And in case you’re wondering, it appears the general viewpoint is that most Tories are heavy metal fans… who knew!?
As the floor cleared and the main presentation took place, the best way to describe the following two hours is a ‘live documentary’. A screen behind the band that came on stage gave us a narrator (London based actor Alex Walton) who dressed to fit the decade he was discussing, looking every inch the record engineer of the time. The band then took to the stage with authentic, original instruments including a 1950 Fender Broadcaster, the forerunner of the Telecaster and one of only 100 ever made.
The evening was then broken into four parts with an intermission in the middle for a chilled glass of white wine, because.. well…. Kensington, with each segment looking at a couple of decades where certain artists became synonymous with the instruments they played.
Buddy Holly, Telecaster, Jimi Hendrix, Stratocaster, Pete Townsend both a Fender and Gibson man in his career, Joe Strummer, Telecaster, Hank Marvin, Stratocaster all of them showcased playing tracks that everyone to a person knew off by heart whether rock and roll was their thing or not.
The 70’s saw Mick Ronson’s Black Beauty Les Paul, Blackmore’s Stratocaster and the 80’s and beyond included as you might imagine Slash and Mark Knopfler with their trademark Les Paul’s as well. If the 80s and beyond felt rushed (3 decades covered in less than 30 minutes) it’s more down to the fact that the iconic guitar heroes aren’t as noticeable these days.
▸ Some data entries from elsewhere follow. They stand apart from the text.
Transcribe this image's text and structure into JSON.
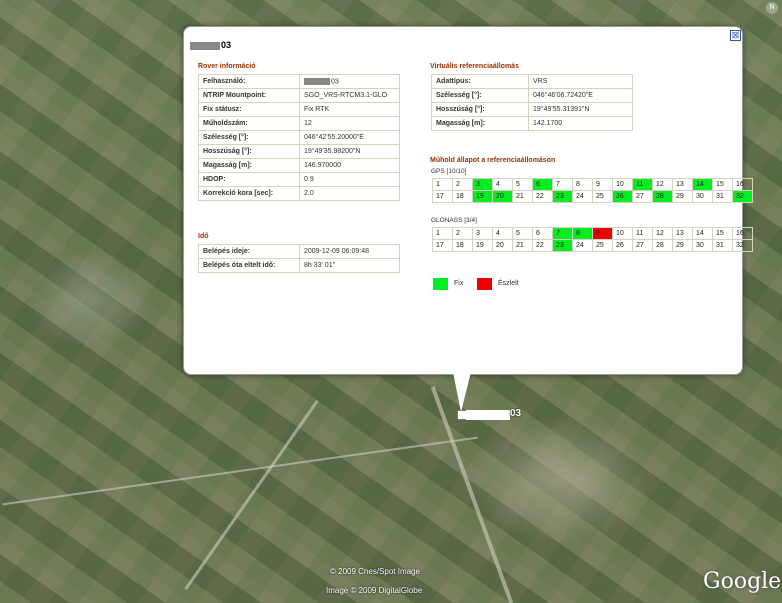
{
  "popup": {
    "title_suffix": "03",
    "close_glyph": "⊠",
    "rover": {
      "heading": "Rover információ",
      "rows": [
        {
          "k": "Felhasználó:",
          "v": "03",
          "redacted": true
        },
        {
          "k": "NTRIP Mountpoint:",
          "v": "SGO_VRS-RTCM3.1-GLO"
        },
        {
          "k": "Fix státusz:",
          "v": "Fix RTK"
        },
        {
          "k": "Műholdszám:",
          "v": "12"
        },
        {
          "k": "Szélesség [°]:",
          "v": "046°42'55.20000\"E"
        },
        {
          "k": "Hosszúság [°]:",
          "v": "19°49'35.98200\"N"
        },
        {
          "k": "Magasság [m]:",
          "v": "146.970000"
        },
        {
          "k": "HDOP:",
          "v": "0.9"
        },
        {
          "k": "Korrekció kora [sec]:",
          "v": "2.0"
        }
      ]
    },
    "ido": {
      "heading": "Idő",
      "rows": [
        {
          "k": "Belépés ideje:",
          "v": "2009-12-09 06:09:48"
        },
        {
          "k": "Belépés óta eltelt idő:",
          "v": "8h 33' 01\""
        }
      ]
    },
    "vrs": {
      "heading": "Virtuális referenciaállomás",
      "rows": [
        {
          "k": "Adattípus:",
          "v": "VRS"
        },
        {
          "k": "Szélesség [°]:",
          "v": "046°46'06.72420\"E"
        },
        {
          "k": "Hosszúság [°]:",
          "v": "19°49'55.31391\"N"
        },
        {
          "k": "Magasság [m]:",
          "v": "142.1700"
        }
      ]
    },
    "sats": {
      "heading": "Műhold állapot a referenciaállomáson",
      "gps_label": "GPS [10/10]",
      "glonass_label": "GLONASS [3/4]",
      "gps_fix": [
        3,
        6,
        11,
        14,
        19,
        20,
        23,
        26,
        28,
        32
      ],
      "gps_obs": [],
      "glonass_fix": [
        7,
        8,
        23
      ],
      "glonass_obs": [
        9
      ]
    },
    "legend": {
      "fix": "Fix",
      "obs": "Észlelt",
      "fix_color": "#00ee22",
      "obs_color": "#ee0000"
    }
  },
  "map": {
    "marker_label": "03",
    "credit_1": "© 2009 Cnes/Spot Image",
    "credit_2": "Image © 2009 DigitalGlobe",
    "logo": "Google",
    "compass_n": "N"
  }
}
Slash flies the flag as does Tom Morello and the great rendition that closes that era of Killing in the Name… went to prove his impact.
Of course the close is ‘Layla’ the Fender driven classic by …well I think we know who… It brings a perfect evening to a perfect finish.
All of the signature tunes were played by the wonderful band ;
- Michael John Ross – Guitar & Vocals
- Mike Pratt – Bass & Musical Director
- Tony Holmes – Drums
- Roy Sudan – Guitar
- Jez Davies – Keys
- Plus 2 of the most wonderful female backing \ alternate lead singers that at times simply lifted the show to another level!
There are 4 more shows 2 matinees and 2 evening performances. Miss it at your peril:
Get tickets for Saturday and Sunday here: